so it's hanukkah again. i was surrounded by a seemingly endless supply of jelly donuts and chocolate gelt coins at work last hanukkah. and when i say surrounded, i really mean it. they were literally in my actual physical office. i have almost no willpower as it is when it comes to sweets, and last hanukkah i was pregnant. it's no surprise i consumed an astonishing amount of treats. the truth is, i probably would have consumed the same amount had i not been pregnant, but last year i was able to do it shamelessly and with gusto. that's why, when it came time for my own hanukkah baking, i was done with fried things and i decided to go a lighter route and make lemon olive oil cookies.
this year i've been surrounded by cheerios and baby yogurt, and the closest i've come to a holiday sweets binge was on saturday night when i stood a little too close to the bowl of red and green m&m's at the christmakah party my friends were throwing. so i'm all about fried holiday treats now. this year, i decided to make sufganiyot, or fried donuts, for the very first time.
every tuesday, when i'm at work, josh takes rapha to a wonderful little cheese shop called valley shepherd creamery where they both sample cheeses and talk to the lovely girl who works there, who, it turns out, graduated from kenyon college 7 years after i did. (is there no end to the smallness of this world??) rapha helps josh decide which cheese to buy. seriously. he has a very discerning palate for a 7 month old. valley shepherd also sells delicious jams and cookies and breads and ice cream. expensive ice cream. the most expensive ice cream i have ever seen in my life. $12 pints of ice cream. josh and i talk about it a lot. what could possibly justify that astronomical price? is this the ice cream to end all ice creams? is there really a discernible difference between this ice cream and, say, ben and jerry's? there was, obviously, only one way to find out. so yesterday, when we stopped in to pick up some cheese for dinner we finally pulled the trigger and bought a pint. the flavors they had available were the good kind of bizarre, but not all of them would go with fried dough. i was having a little trouble choosing between boozy eggnog, brambleberry crisp, salted caramel, and roasted strawberry buttermilk when i saw the obvious choice. the buckeye state. peanut butter. ohio. meant to be.
this is the recipe i used. i halved it and
used lowfat milk instead. please don't think i have the ridiculous
notion that using lowfat milk would make deep fried pieces of dough smothered in chocolate sauce and topped with peanut butter ice cream healthier in
any way. i used lowfat milk only because there's actually a chance we'll get through it before its expiration date and i'm not much of a whole milk drinker. as far as i could tell, the substitution worked just fine.

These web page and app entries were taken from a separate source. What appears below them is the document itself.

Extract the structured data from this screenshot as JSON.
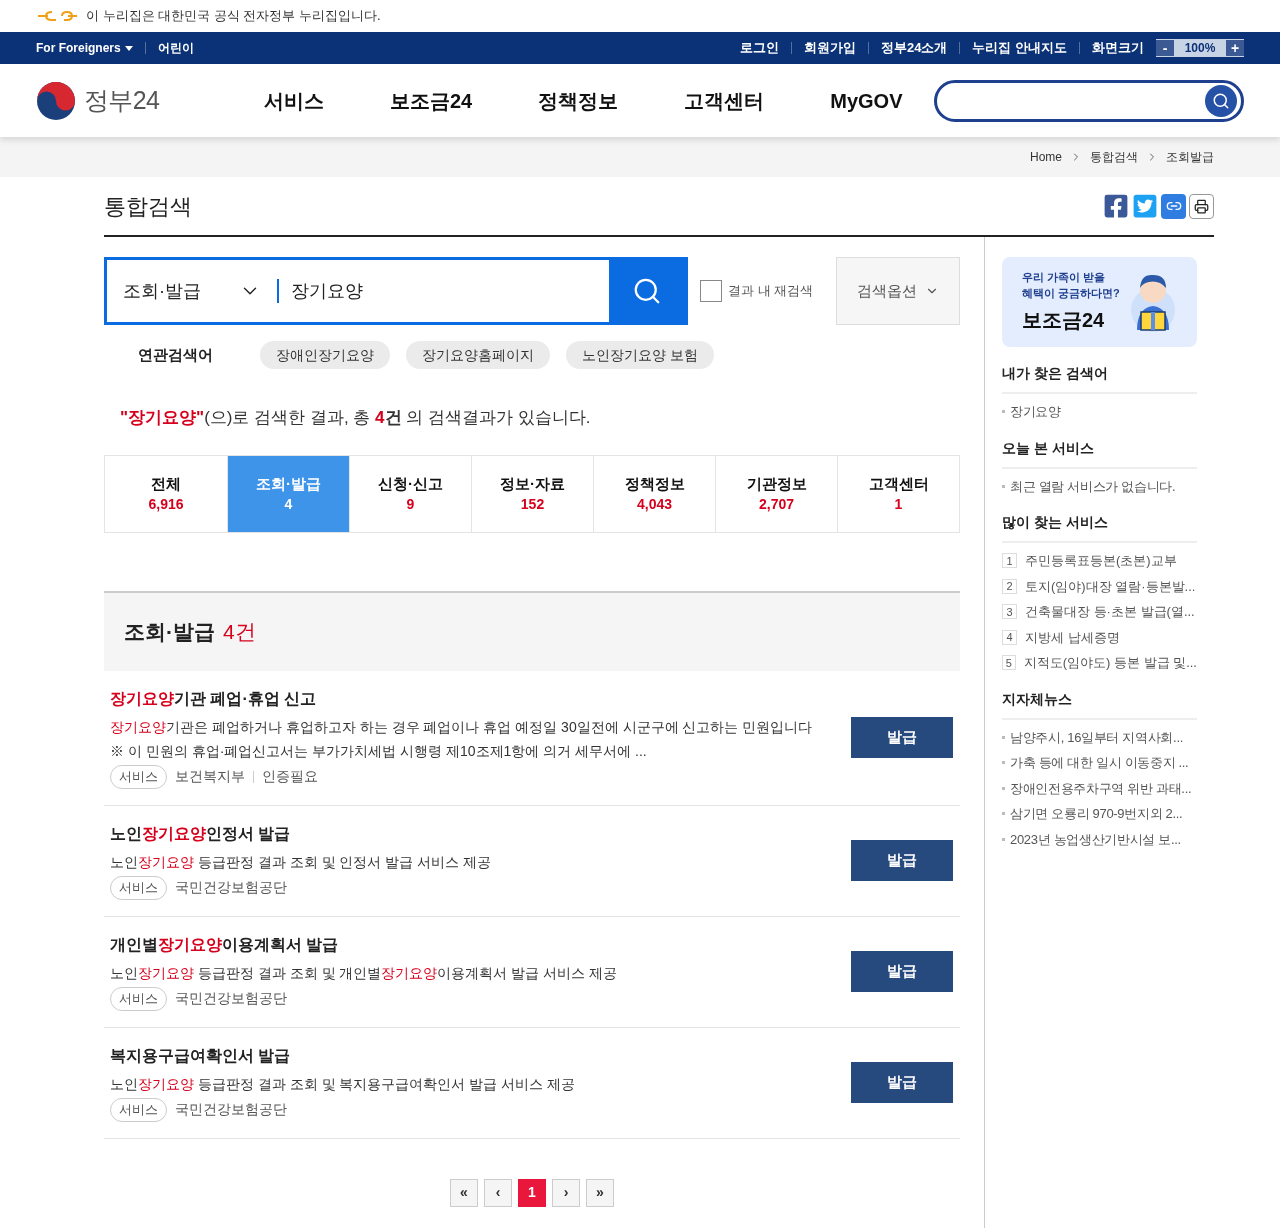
{
  "notice": {
    "text": "이 누리집은 대한민국 공식 전자정부 누리집입니다."
  },
  "topnav": {
    "left": [
      {
        "label": "For Foreigners",
        "dropdown": true
      },
      {
        "label": "어린이",
        "dropdown": false
      }
    ],
    "right": [
      "로그인",
      "회원가입",
      "정부24소개",
      "누리집 안내지도"
    ],
    "zoom": {
      "label": "화면크기",
      "minus": "-",
      "value": "100%",
      "plus": "+"
    }
  },
  "header": {
    "logo_text": "정부24",
    "menu": [
      "서비스",
      "보조금24",
      "정책정보",
      "고객센터",
      "MyGOV"
    ]
  },
  "breadcrumb": [
    "Home",
    "통합검색",
    "조회발급"
  ],
  "page_title": "통합검색",
  "search": {
    "category": "조회·발급",
    "query": "장기요양",
    "recheck": {
      "label": "결과 내 재검색",
      "checked": false
    },
    "options_button": "검색옵션"
  },
  "related": {
    "label": "연관검색어",
    "tags": [
      "장애인장기요양",
      "장기요양홈페이지",
      "노인장기요양 보험"
    ]
  },
  "summary": [
    {
      "text": "\"장기요양\"",
      "kind": "highlight"
    },
    {
      "text": "(으)로 검색한 결과, 총 ",
      "kind": "plain"
    },
    {
      "text": "4",
      "kind": "highlight"
    },
    {
      "text": "건",
      "kind": "strong"
    },
    {
      "text": " 의 검색결과가 있습니다.",
      "kind": "plain"
    }
  ],
  "tabs": [
    {
      "label": "전체",
      "count": "6,916",
      "selected": false
    },
    {
      "label": "조회·발급",
      "count": "4",
      "selected": true
    },
    {
      "label": "신청·신고",
      "count": "9",
      "selected": false
    },
    {
      "label": "정보·자료",
      "count": "152",
      "selected": false
    },
    {
      "label": "정책정보",
      "count": "4,043",
      "selected": false
    },
    {
      "label": "기관정보",
      "count": "2,707",
      "selected": false
    },
    {
      "label": "고객센터",
      "count": "1",
      "selected": false
    }
  ],
  "section": {
    "title": "조회·발급",
    "count": "4건"
  },
  "results": [
    {
      "title": [
        {
          "text": "장기요양",
          "kind": "highlight"
        },
        {
          "text": "기관 폐업·휴업 신고",
          "kind": "plain"
        }
      ],
      "desc": [
        {
          "text": "장기요양",
          "kind": "highlight"
        },
        {
          "text": "기관은 폐업하거나 휴업하고자 하는 경우 폐업이나 휴업 예정일 30일전에 시군구에 신고하는 민원입니다 ※ 이 민원의 휴업·폐업신고서는 부가가치세법 시행령 제10조제1항에 의거 세무서에 ...",
          "kind": "plain"
        }
      ],
      "tag": "서비스",
      "meta": [
        "보건복지부",
        "인증필요"
      ],
      "button": "발급"
    },
    {
      "title": [
        {
          "text": "노인",
          "kind": "plain"
        },
        {
          "text": "장기요양",
          "kind": "highlight"
        },
        {
          "text": "인정서 발급",
          "kind": "plain"
        }
      ],
      "desc": [
        {
          "text": "노인",
          "kind": "plain"
        },
        {
          "text": "장기요양",
          "kind": "highlight"
        },
        {
          "text": " 등급판정 결과 조회 및 인정서 발급 서비스 제공",
          "kind": "plain"
        }
      ],
      "tag": "서비스",
      "meta": [
        "국민건강보험공단"
      ],
      "button": "발급"
    },
    {
      "title": [
        {
          "text": "개인별",
          "kind": "plain"
        },
        {
          "text": "장기요양",
          "kind": "highlight"
        },
        {
          "text": "이용계획서 발급",
          "kind": "plain"
        }
      ],
      "desc": [
        {
          "text": "노인",
          "kind": "plain"
        },
        {
          "text": "장기요양",
          "kind": "highlight"
        },
        {
          "text": " 등급판정 결과 조회 및 개인별",
          "kind": "plain"
        },
        {
          "text": "장기요양",
          "kind": "highlight"
        },
        {
          "text": "이용계획서 발급 서비스 제공",
          "kind": "plain"
        }
      ],
      "tag": "서비스",
      "meta": [
        "국민건강보험공단"
      ],
      "button": "발급"
    },
    {
      "title": [
        {
          "text": "복지용구급여확인서 발급",
          "kind": "plain"
        }
      ],
      "desc": [
        {
          "text": "노인",
          "kind": "plain"
        },
        {
          "text": "장기요양",
          "kind": "highlight"
        },
        {
          "text": " 등급판정 결과 조회 및 복지용구급여확인서 발급 서비스 제공",
          "kind": "plain"
        }
      ],
      "tag": "서비스",
      "meta": [
        "국민건강보험공단"
      ],
      "button": "발급"
    }
  ],
  "pagination": [
    {
      "label": "«",
      "selected": false
    },
    {
      "label": "‹",
      "selected": false
    },
    {
      "label": "1",
      "selected": true
    },
    {
      "label": "›",
      "selected": false
    },
    {
      "label": "»",
      "selected": false
    }
  ],
  "sidebar": {
    "banner": {
      "lines": [
        "우리 가족이 받을",
        "혜택이 궁금하다면?"
      ],
      "title": "보조금24"
    },
    "sections": [
      {
        "title": "내가 찾은 검색어",
        "kind": "bullet",
        "items": [
          "장기요양"
        ]
      },
      {
        "title": "오늘 본 서비스",
        "kind": "bullet",
        "items": [
          "최근 열람 서비스가 없습니다."
        ]
      },
      {
        "title": "많이 찾는 서비스",
        "kind": "ranked",
        "items": [
          {
            "rank": "1",
            "text": "주민등록표등본(초본)교부"
          },
          {
            "rank": "2",
            "text": "토지(임야)대장 열람·등본발..."
          },
          {
            "rank": "3",
            "text": "건축물대장 등·초본 발급(열..."
          },
          {
            "rank": "4",
            "text": "지방세 납세증명"
          },
          {
            "rank": "5",
            "text": "지적도(임야도) 등본 발급 및..."
          }
        ]
      },
      {
        "title": "지자체뉴스",
        "kind": "bullet",
        "items": [
          "남양주시, 16일부터 지역사회...",
          "가축 등에 대한 일시 이동중지 ...",
          "장애인전용주차구역 위반 과태...",
          "삼기면 오룡리 970-9번지외 2...",
          "2023년 농업생산기반시설 보..."
        ]
      }
    ]
  }
}
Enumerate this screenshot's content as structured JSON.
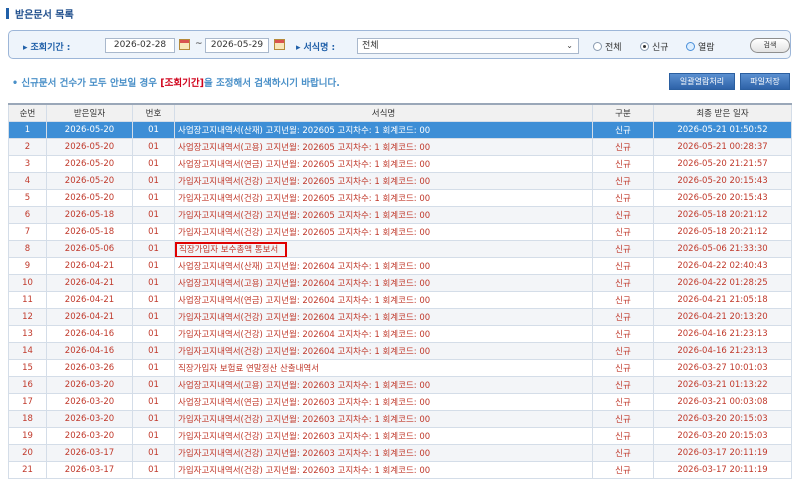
{
  "page_title": "받은문서 목록",
  "search": {
    "period_label": "조회기간 :",
    "date_from": "2026-02-28",
    "date_sep": "~",
    "date_to": "2026-05-29",
    "form_label": "서식명 :",
    "form_selected": "전체",
    "radios": [
      "전체",
      "신규",
      "열람"
    ],
    "selected_radio": "신규",
    "search_button": "검색"
  },
  "notice": {
    "prefix": "• 신규문서 건수가 모두 안보일 경우 ",
    "highlight": "[조회기간]",
    "suffix": "을 조정해서 검색하시기 바랍니다."
  },
  "buttons": {
    "bulk_read": "일괄열람처리",
    "save_file": "파일저장"
  },
  "table": {
    "headers": [
      "순번",
      "받은일자",
      "번호",
      "서식명",
      "구분",
      "최종 받은 일자"
    ],
    "rows": [
      [
        "1",
        "2026-05-20",
        "01",
        "사업장고지내역서(산재) 고지년월: 202605 고지차수: 1 회계코드: 00",
        "신규",
        "2026-05-21 01:50:52"
      ],
      [
        "2",
        "2026-05-20",
        "01",
        "사업장고지내역서(고용) 고지년월: 202605 고지차수: 1 회계코드: 00",
        "신규",
        "2026-05-21 00:28:37"
      ],
      [
        "3",
        "2026-05-20",
        "01",
        "사업장고지내역서(연금) 고지년월: 202605 고지차수: 1 회계코드: 00",
        "신규",
        "2026-05-20 21:21:57"
      ],
      [
        "4",
        "2026-05-20",
        "01",
        "가입자고지내역서(건강) 고지년월: 202605 고지차수: 1 회계코드: 00",
        "신규",
        "2026-05-20 20:15:43"
      ],
      [
        "5",
        "2026-05-20",
        "01",
        "가입자고지내역서(건강) 고지년월: 202605 고지차수: 1 회계코드: 00",
        "신규",
        "2026-05-20 20:15:43"
      ],
      [
        "6",
        "2026-05-18",
        "01",
        "가입자고지내역서(건강) 고지년월: 202605 고지차수: 1 회계코드: 00",
        "신규",
        "2026-05-18 20:21:12"
      ],
      [
        "7",
        "2026-05-18",
        "01",
        "가입자고지내역서(건강) 고지년월: 202605 고지차수: 1 회계코드: 00",
        "신규",
        "2026-05-18 20:21:12"
      ],
      [
        "8",
        "2026-05-06",
        "01",
        "직장가입자 보수총액 통보서",
        "신규",
        "2026-05-06 21:33:30"
      ],
      [
        "9",
        "2026-04-21",
        "01",
        "사업장고지내역서(산재) 고지년월: 202604 고지차수: 1 회계코드: 00",
        "신규",
        "2026-04-22 02:40:43"
      ],
      [
        "10",
        "2026-04-21",
        "01",
        "사업장고지내역서(고용) 고지년월: 202604 고지차수: 1 회계코드: 00",
        "신규",
        "2026-04-22 01:28:25"
      ],
      [
        "11",
        "2026-04-21",
        "01",
        "사업장고지내역서(연금) 고지년월: 202604 고지차수: 1 회계코드: 00",
        "신규",
        "2026-04-21 21:05:18"
      ],
      [
        "12",
        "2026-04-21",
        "01",
        "가입자고지내역서(건강) 고지년월: 202604 고지차수: 1 회계코드: 00",
        "신규",
        "2026-04-21 20:13:20"
      ],
      [
        "13",
        "2026-04-16",
        "01",
        "가입자고지내역서(건강) 고지년월: 202604 고지차수: 1 회계코드: 00",
        "신규",
        "2026-04-16 21:23:13"
      ],
      [
        "14",
        "2026-04-16",
        "01",
        "가입자고지내역서(건강) 고지년월: 202604 고지차수: 1 회계코드: 00",
        "신규",
        "2026-04-16 21:23:13"
      ],
      [
        "15",
        "2026-03-26",
        "01",
        "직장가입자 보험료 연말정산 산출내역서",
        "신규",
        "2026-03-27 10:01:03"
      ],
      [
        "16",
        "2026-03-20",
        "01",
        "사업장고지내역서(고용) 고지년월: 202603 고지차수: 1 회계코드: 00",
        "신규",
        "2026-03-21 01:13:22"
      ],
      [
        "17",
        "2026-03-20",
        "01",
        "사업장고지내역서(연금) 고지년월: 202603 고지차수: 1 회계코드: 00",
        "신규",
        "2026-03-21 00:03:08"
      ],
      [
        "18",
        "2026-03-20",
        "01",
        "가입자고지내역서(건강) 고지년월: 202603 고지차수: 1 회계코드: 00",
        "신규",
        "2026-03-20 20:15:03"
      ],
      [
        "19",
        "2026-03-20",
        "01",
        "가입자고지내역서(건강) 고지년월: 202603 고지차수: 1 회계코드: 00",
        "신규",
        "2026-03-20 20:15:03"
      ],
      [
        "20",
        "2026-03-17",
        "01",
        "가입자고지내역서(건강) 고지년월: 202603 고지차수: 1 회계코드: 00",
        "신규",
        "2026-03-17 20:11:19"
      ],
      [
        "21",
        "2026-03-17",
        "01",
        "가입자고지내역서(건강) 고지년월: 202603 고지차수: 1 회계코드: 00",
        "신규",
        "2026-03-17 20:11:19"
      ]
    ],
    "selected_row": "1",
    "boxed_row": "8"
  },
  "colors": {
    "accent": "#1f5fa8",
    "row_text": "#c0392b",
    "selected_row": "#3d8ed6",
    "highlight_box": "#e00000"
  }
}
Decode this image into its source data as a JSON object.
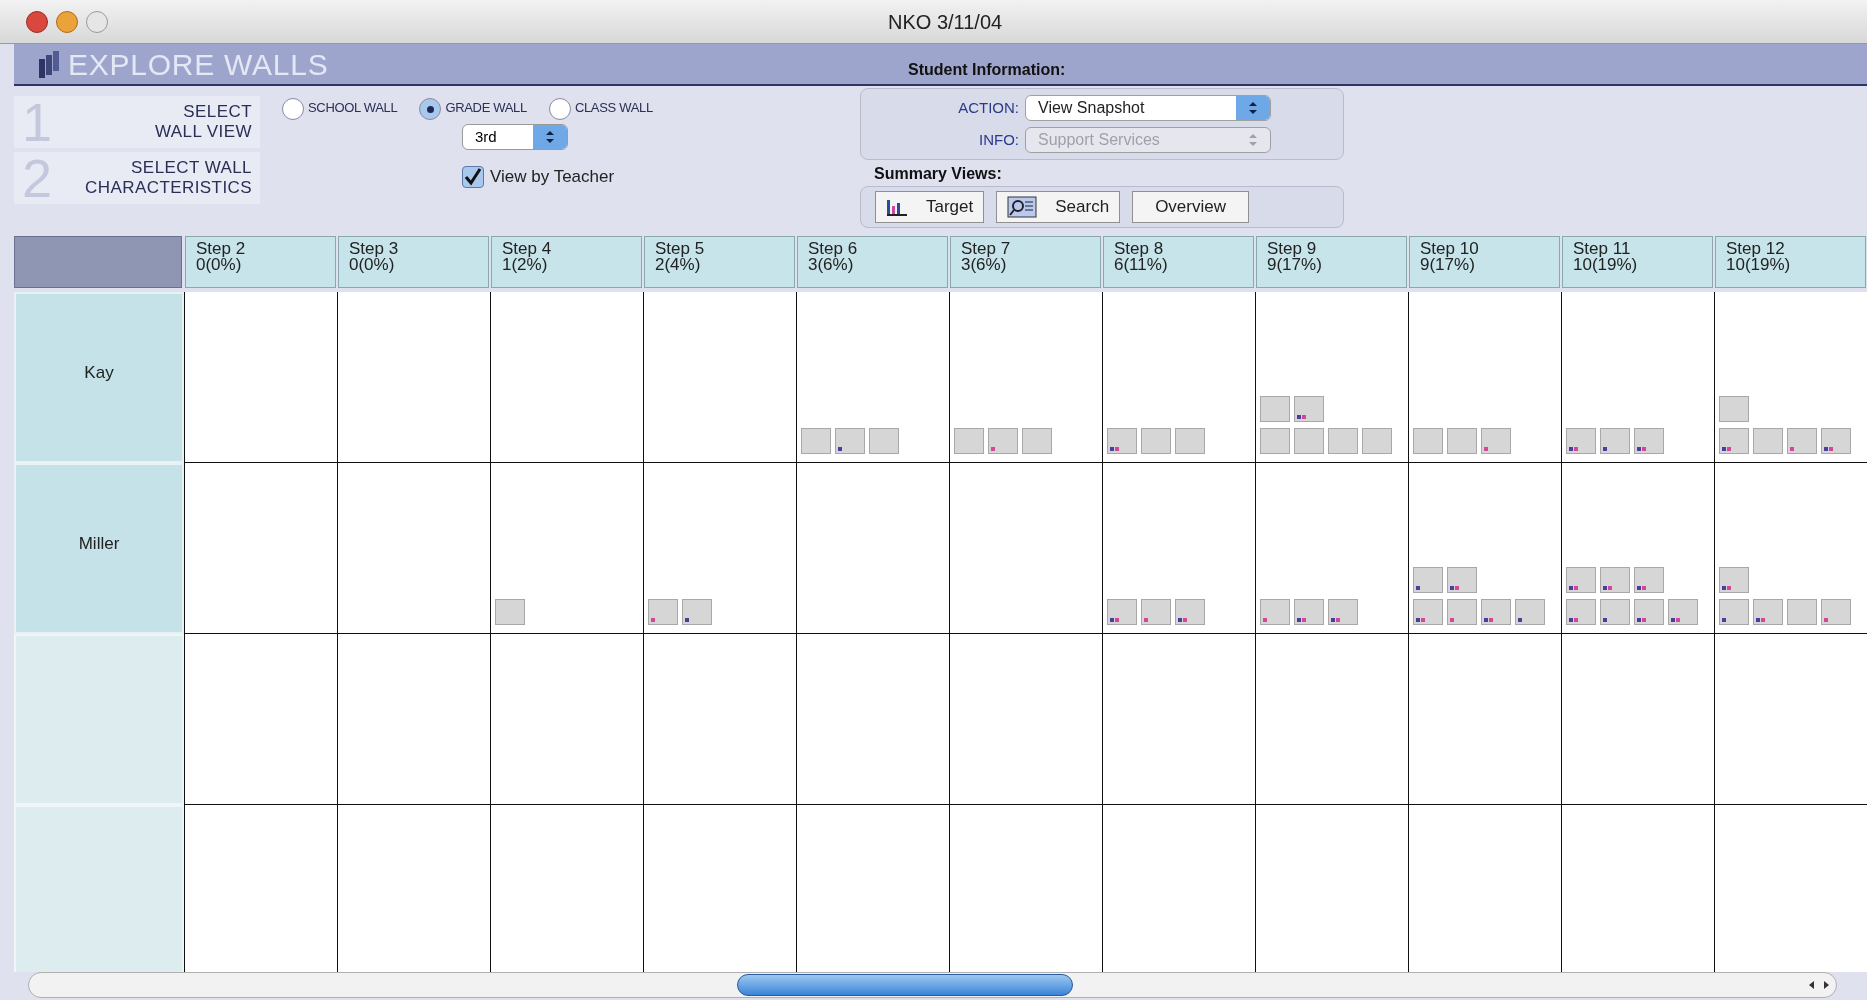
{
  "window": {
    "title": "NKO 3/11/04"
  },
  "app_title": "EXPLORE WALLS",
  "steps": [
    {
      "number": "1",
      "label_lines": [
        "SELECT",
        "WALL VIEW"
      ]
    },
    {
      "number": "2",
      "label_lines": [
        "SELECT WALL",
        "CHARACTERISTICS"
      ]
    }
  ],
  "wall_views": [
    {
      "label": "SCHOOL WALL",
      "selected": false
    },
    {
      "label": "GRADE WALL",
      "selected": true
    },
    {
      "label": "CLASS WALL",
      "selected": false
    }
  ],
  "grade_select": {
    "value": "3rd"
  },
  "view_by_teacher": {
    "label": "View by Teacher",
    "checked": true
  },
  "student_information": {
    "title": "Student Information:",
    "action": {
      "label": "ACTION:",
      "value": "View Snapshot",
      "disabled": false
    },
    "info": {
      "label": "INFO:",
      "value": "Support Services",
      "disabled": true
    }
  },
  "summary_views": {
    "title": "Summary Views:",
    "buttons": [
      {
        "label": "Target",
        "kind": "chart"
      },
      {
        "label": "Search",
        "kind": "search"
      },
      {
        "label": "Overview",
        "kind": "plain"
      }
    ]
  },
  "columns": [
    {
      "step": "Step 2",
      "count": "0(0%)"
    },
    {
      "step": "Step 3",
      "count": "0(0%)"
    },
    {
      "step": "Step 4",
      "count": "1(2%)"
    },
    {
      "step": "Step 5",
      "count": "2(4%)"
    },
    {
      "step": "Step 6",
      "count": "3(6%)"
    },
    {
      "step": "Step 7",
      "count": "3(6%)"
    },
    {
      "step": "Step 8",
      "count": "6(11%)"
    },
    {
      "step": "Step 9",
      "count": "9(17%)"
    },
    {
      "step": "Step 10",
      "count": "9(17%)"
    },
    {
      "step": "Step 11",
      "count": "10(19%)"
    },
    {
      "step": "Step 12",
      "count": "10(19%)"
    }
  ],
  "rows": [
    {
      "kind": "student",
      "name": "Kay",
      "cells": [
        [],
        [],
        [],
        [],
        [
          {
            "blue_dot": false,
            "pink_dot": false
          },
          {
            "blue_dot": true,
            "pink_dot": false
          },
          {
            "blue_dot": false,
            "pink_dot": false
          }
        ],
        [
          {
            "blue_dot": false,
            "pink_dot": false
          },
          {
            "blue_dot": false,
            "pink_dot": true
          },
          {
            "blue_dot": false,
            "pink_dot": false
          }
        ],
        [
          {
            "blue_dot": true,
            "pink_dot": true
          },
          {
            "blue_dot": false,
            "pink_dot": false
          },
          {
            "blue_dot": false,
            "pink_dot": false
          }
        ],
        [
          {
            "blue_dot": false,
            "pink_dot": false
          },
          {
            "blue_dot": false,
            "pink_dot": false
          },
          {
            "blue_dot": false,
            "pink_dot": false
          },
          {
            "blue_dot": false,
            "pink_dot": false
          },
          {
            "blue_dot": false,
            "pink_dot": false
          },
          {
            "blue_dot": true,
            "pink_dot": true
          }
        ],
        [
          {
            "blue_dot": false,
            "pink_dot": false
          },
          {
            "blue_dot": false,
            "pink_dot": false
          },
          {
            "blue_dot": false,
            "pink_dot": true
          }
        ],
        [
          {
            "blue_dot": true,
            "pink_dot": true
          },
          {
            "blue_dot": true,
            "pink_dot": false
          },
          {
            "blue_dot": true,
            "pink_dot": true
          }
        ],
        [
          {
            "blue_dot": true,
            "pink_dot": true
          },
          {
            "blue_dot": false,
            "pink_dot": false
          },
          {
            "blue_dot": false,
            "pink_dot": true
          },
          {
            "blue_dot": true,
            "pink_dot": true
          },
          {
            "blue_dot": false,
            "pink_dot": false
          }
        ]
      ]
    },
    {
      "kind": "student",
      "name": "Miller",
      "cells": [
        [],
        [],
        [
          {
            "blue_dot": false,
            "pink_dot": false
          }
        ],
        [
          {
            "blue_dot": false,
            "pink_dot": true
          },
          {
            "blue_dot": true,
            "pink_dot": false
          }
        ],
        [],
        [],
        [
          {
            "blue_dot": true,
            "pink_dot": true
          },
          {
            "blue_dot": false,
            "pink_dot": true
          },
          {
            "blue_dot": true,
            "pink_dot": true
          }
        ],
        [
          {
            "blue_dot": false,
            "pink_dot": true
          },
          {
            "blue_dot": true,
            "pink_dot": true
          },
          {
            "blue_dot": true,
            "pink_dot": true
          }
        ],
        [
          {
            "blue_dot": true,
            "pink_dot": true
          },
          {
            "blue_dot": false,
            "pink_dot": true
          },
          {
            "blue_dot": true,
            "pink_dot": true
          },
          {
            "blue_dot": true,
            "pink_dot": false
          },
          {
            "blue_dot": true,
            "pink_dot": false
          },
          {
            "blue_dot": true,
            "pink_dot": true
          }
        ],
        [
          {
            "blue_dot": true,
            "pink_dot": true
          },
          {
            "blue_dot": true,
            "pink_dot": false
          },
          {
            "blue_dot": true,
            "pink_dot": true
          },
          {
            "blue_dot": true,
            "pink_dot": true
          },
          {
            "blue_dot": true,
            "pink_dot": true
          },
          {
            "blue_dot": true,
            "pink_dot": true
          },
          {
            "blue_dot": true,
            "pink_dot": true
          }
        ],
        [
          {
            "blue_dot": true,
            "pink_dot": false
          },
          {
            "blue_dot": true,
            "pink_dot": true
          },
          {
            "blue_dot": false,
            "pink_dot": false
          },
          {
            "blue_dot": false,
            "pink_dot": true
          },
          {
            "blue_dot": true,
            "pink_dot": true
          }
        ]
      ]
    },
    {
      "kind": "blank"
    },
    {
      "kind": "blank"
    }
  ]
}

1 cup flour plus more for dusting
1/8 cup sugar
1 1/8 teaspoons yeast
1/4 teaspoon salt
1 egg yolk
1/4 cup plus 1 tablespoon warm milk (105-115 degrees F)
1 tablespoon room temperature butter (i hal- melted mine)
3 cups vegetable oil for frying
powdered sugar for dusting
1. combine the flour, sugar, yeast, and salt and then add the egg yolk and milk and mix it together for about a minute either using a dough hook or a spatula. add the butter and knead until the dough is shiny and smooth looking. it'll be pretty sticky. form it into a ball, transfer it to an oiled bowl, and let the oil coat it. cover it and let it rise in a warm spot for about an hour or so.
2. punch down the dough and then roll it out on a floured counter until it's about 1/4 inch thick. use any kind of small, 2 inch round glass or cup you can find--i used a candle holder--to cut out dough rounds. i think i had about 18. transfer them to a floured baking sheet. lightly cover the baking sheet with saran wrap and let the dough rise in a warm spot for about 30 minutes. the dough will rise and the rounds will be about 1/2 inch thick.
3. when the 30 minutes is up, heat the oil over medium in a heavy bottomed pot or dutch oven and until it reaches 350 degrees F. line another baking sheet with paper towels. using a spatula, carefully put the dough rounds into the oil one at a time. depending on the size of your pot you should be able to fit 5-10 at a time. fry them until the bottoms are golden brown and then flip them over with a fork until the other side gets golden, too. this could take anywhere between 30 seconds-1 1/2 minutes. the dough will puff up considerably and when its done frying, use a slotted spoon to pull it out piece by piece and drain on the paper towels. (you can use a wire rack if you have one)
4. dust with powdered sugar and serve with whatever decadent toppings you can think of!